Africa needs vaccines. What would it take to make them here?
The authors of this article show that, by their estimates, the public market for vaccines in Africa could rise from $1.3 billion today to between $2.3 billion and $5.4 billion by 2030 (depending on the scenario). While Africa’s population is growing faster than that of most other regions, significant immunization coverage gaps remain, and new products (such as vaccines for Lassa fever or malaria) could be introduced and used widely on the continent. Leaders are increasingly aware of the importance of health security, both for its own sake and as a critical tool for securing the continent’s development, and are increasingly heeding calls for investments into vaccine manufacturing to prevent African countries from being last in line for vital supplies.
Solar Entrepreneurship Masterclass 12 May, 12pm GMT
On Wednesday, 12 May at 12pm GMT, Tony Tiyou, founder and CEO of Renewables in Africa, a clean energy engineering company and a media platform is presenting a workshop on how to become a solar developer and get funding.
Intellectual Property Meets SMART Agriculture Webinar

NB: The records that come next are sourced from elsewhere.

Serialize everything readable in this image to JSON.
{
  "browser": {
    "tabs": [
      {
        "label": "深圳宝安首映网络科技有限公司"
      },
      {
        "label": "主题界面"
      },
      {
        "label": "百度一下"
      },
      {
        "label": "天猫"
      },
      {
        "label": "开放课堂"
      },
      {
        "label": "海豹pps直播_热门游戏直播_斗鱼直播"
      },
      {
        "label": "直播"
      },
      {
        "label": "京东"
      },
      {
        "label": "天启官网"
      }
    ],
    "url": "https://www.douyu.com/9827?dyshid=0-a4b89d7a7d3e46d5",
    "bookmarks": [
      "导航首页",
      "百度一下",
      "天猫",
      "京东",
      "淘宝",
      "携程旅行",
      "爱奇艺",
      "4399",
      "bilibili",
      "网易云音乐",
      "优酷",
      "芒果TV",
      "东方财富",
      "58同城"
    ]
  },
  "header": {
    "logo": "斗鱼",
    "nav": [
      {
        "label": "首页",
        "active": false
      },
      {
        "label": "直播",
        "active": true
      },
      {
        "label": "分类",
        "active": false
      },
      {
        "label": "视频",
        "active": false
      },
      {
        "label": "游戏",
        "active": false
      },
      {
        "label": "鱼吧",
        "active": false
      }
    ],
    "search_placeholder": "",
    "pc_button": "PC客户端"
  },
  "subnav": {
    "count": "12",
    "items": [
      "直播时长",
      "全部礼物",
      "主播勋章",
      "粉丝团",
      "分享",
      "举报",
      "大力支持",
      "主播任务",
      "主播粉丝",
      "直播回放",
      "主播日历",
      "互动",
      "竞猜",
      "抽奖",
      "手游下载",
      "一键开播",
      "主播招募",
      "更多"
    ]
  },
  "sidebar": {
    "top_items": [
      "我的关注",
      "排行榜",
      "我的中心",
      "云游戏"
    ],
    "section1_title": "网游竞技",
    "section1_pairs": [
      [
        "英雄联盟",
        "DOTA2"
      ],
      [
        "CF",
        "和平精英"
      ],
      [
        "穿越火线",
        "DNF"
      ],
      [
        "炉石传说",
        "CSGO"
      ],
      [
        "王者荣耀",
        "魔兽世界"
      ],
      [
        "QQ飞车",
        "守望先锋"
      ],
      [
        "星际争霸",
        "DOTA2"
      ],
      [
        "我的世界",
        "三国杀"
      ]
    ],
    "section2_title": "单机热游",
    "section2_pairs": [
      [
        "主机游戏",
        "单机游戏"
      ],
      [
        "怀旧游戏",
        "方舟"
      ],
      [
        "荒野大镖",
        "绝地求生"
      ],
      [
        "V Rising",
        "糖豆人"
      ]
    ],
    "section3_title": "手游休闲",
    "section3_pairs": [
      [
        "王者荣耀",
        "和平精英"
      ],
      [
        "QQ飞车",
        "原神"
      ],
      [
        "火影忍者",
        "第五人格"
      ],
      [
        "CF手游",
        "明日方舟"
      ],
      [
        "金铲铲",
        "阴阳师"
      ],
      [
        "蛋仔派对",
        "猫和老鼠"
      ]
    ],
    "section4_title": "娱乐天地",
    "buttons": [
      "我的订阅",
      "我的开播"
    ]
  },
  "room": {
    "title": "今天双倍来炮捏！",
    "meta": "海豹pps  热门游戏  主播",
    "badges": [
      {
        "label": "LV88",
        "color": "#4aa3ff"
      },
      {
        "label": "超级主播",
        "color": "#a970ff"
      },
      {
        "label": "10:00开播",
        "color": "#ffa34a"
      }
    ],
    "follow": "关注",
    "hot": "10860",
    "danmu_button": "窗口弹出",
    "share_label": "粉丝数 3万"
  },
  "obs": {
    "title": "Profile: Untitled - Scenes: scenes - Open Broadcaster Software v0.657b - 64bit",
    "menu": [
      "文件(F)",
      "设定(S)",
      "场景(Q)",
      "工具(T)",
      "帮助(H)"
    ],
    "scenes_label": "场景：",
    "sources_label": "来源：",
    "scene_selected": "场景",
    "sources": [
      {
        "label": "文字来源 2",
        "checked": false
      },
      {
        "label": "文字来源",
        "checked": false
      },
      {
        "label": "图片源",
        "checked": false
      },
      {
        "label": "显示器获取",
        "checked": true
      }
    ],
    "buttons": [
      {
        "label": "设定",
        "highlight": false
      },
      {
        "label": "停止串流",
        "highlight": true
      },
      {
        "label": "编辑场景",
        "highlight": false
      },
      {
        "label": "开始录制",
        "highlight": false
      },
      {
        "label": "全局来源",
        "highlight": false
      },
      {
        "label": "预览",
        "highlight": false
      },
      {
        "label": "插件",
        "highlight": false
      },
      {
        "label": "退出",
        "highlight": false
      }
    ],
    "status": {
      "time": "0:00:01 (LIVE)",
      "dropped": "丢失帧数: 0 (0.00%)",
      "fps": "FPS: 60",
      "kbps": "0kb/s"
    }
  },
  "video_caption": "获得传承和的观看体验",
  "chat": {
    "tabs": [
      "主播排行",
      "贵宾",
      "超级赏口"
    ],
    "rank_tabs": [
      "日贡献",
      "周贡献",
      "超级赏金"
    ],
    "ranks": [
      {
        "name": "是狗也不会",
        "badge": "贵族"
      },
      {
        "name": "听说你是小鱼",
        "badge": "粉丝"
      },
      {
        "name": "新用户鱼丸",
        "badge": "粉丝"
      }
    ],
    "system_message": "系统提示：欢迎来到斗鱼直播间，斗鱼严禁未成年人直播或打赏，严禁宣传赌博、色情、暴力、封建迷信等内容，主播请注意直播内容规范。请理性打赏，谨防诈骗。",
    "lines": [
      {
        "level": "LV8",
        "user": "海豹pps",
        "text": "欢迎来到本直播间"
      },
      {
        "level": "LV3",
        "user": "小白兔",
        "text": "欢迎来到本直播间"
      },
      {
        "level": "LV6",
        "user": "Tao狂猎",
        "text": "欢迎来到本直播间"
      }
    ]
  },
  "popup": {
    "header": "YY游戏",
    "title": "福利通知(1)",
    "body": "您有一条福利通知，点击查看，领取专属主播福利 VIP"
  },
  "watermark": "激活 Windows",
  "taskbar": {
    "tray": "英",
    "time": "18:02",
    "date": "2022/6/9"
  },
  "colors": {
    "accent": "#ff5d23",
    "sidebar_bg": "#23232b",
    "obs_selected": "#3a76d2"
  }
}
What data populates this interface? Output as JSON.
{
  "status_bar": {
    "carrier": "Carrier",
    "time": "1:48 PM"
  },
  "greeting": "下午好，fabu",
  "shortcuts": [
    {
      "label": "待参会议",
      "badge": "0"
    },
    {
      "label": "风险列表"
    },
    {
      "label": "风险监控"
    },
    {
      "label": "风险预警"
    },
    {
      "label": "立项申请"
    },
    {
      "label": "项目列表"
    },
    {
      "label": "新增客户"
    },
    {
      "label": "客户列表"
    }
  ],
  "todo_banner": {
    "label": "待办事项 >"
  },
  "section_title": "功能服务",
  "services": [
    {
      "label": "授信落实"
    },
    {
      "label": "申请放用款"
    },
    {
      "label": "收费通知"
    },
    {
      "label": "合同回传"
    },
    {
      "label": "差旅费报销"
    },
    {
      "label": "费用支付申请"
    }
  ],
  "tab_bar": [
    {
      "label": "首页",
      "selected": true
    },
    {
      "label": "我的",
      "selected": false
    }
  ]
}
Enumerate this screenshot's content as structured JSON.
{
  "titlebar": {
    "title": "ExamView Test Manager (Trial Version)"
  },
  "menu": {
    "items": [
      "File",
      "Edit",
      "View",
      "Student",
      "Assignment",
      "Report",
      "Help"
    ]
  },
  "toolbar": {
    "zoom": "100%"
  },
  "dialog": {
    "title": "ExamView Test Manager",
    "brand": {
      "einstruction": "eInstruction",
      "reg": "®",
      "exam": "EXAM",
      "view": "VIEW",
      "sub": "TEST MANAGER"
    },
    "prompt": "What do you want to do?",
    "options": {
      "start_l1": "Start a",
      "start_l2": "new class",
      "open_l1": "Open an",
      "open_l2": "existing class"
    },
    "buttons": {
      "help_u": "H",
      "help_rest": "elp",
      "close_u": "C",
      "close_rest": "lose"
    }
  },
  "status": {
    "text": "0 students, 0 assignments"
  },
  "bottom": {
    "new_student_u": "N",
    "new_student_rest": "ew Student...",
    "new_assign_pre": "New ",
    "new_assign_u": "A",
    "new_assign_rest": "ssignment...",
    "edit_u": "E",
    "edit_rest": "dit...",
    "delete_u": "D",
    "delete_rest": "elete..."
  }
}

The purpose of this webinar was to discuss how smart agriculture can support African communities to ensure food security and how the patent system can contribute to increased knowledge and skills in agriculture in order to enable these communities to make more effective use of these advanced technologies.
Watch the webinar here.
Why intellectual property rights matter for COVID-19
Ending the COVID-19 pandemic requires innovation. IP is part of the solution and drives competition. IP licensing allows the innovator to control which partners manufacture the product, ensuring high quality supplies, and to maximise low-cost access for low and middle-income countries. Philip Stevens and Mark Schultz show that the reality is different from what calls for the suspension of IPRs suggest in order to keep prices low and address supply shortages. A highly competitive market in COVID-19 vaccines is unfolding right now. There is no evidence that abolishing IPRs will achieve anything more than the licensing agreements currently in place between innovators and big-name vaccine manufacturers in countries like India and Brazil; and the emergence of procurement mechanisms like COVAX. The authors demonstrate how the IP system has put us in a position to end the pandemic and why we should allow it to continue doing its job.
U.S. patent chief warns against ‘drastic’ actions in light of COVID
A top U.S. official on Tuesday dismissed calls for countries to waive intellectual property protections on vaccines and other products to fight the coronavirus pandemic.
“Before any drastic measures are taken with respect to IP rights, evidence must be brought to bear that such measures are actually needed,” Andrei Iancu, director of the U.S. Patent and Trademark Office, said during a discussion hosted by the U.S. Chamber of Commerce. “This has not happened.”
“To the contrary, the evidence to date shows that there is an unprecedented level of cooperation in industry, and that IP has facilitated this worldwide cooperation,” Iancu added.
E-commerce Story Pitch Contest
In this online pitch competition, three e-commerce companies from developing and least developed countries will pitch their story and will be asked a series of questions, with online participants deciding who wins.
In their pitch, finalists will have to provide practical e-commerce insights, actionable tips and innovative approaches. The aim is to share specific learnings, get inspired, and learn useful tips and tools to boost online sales. The winning e-commerce entrepreneur will receive a prize package worth 1,000 USD for digital marketing services.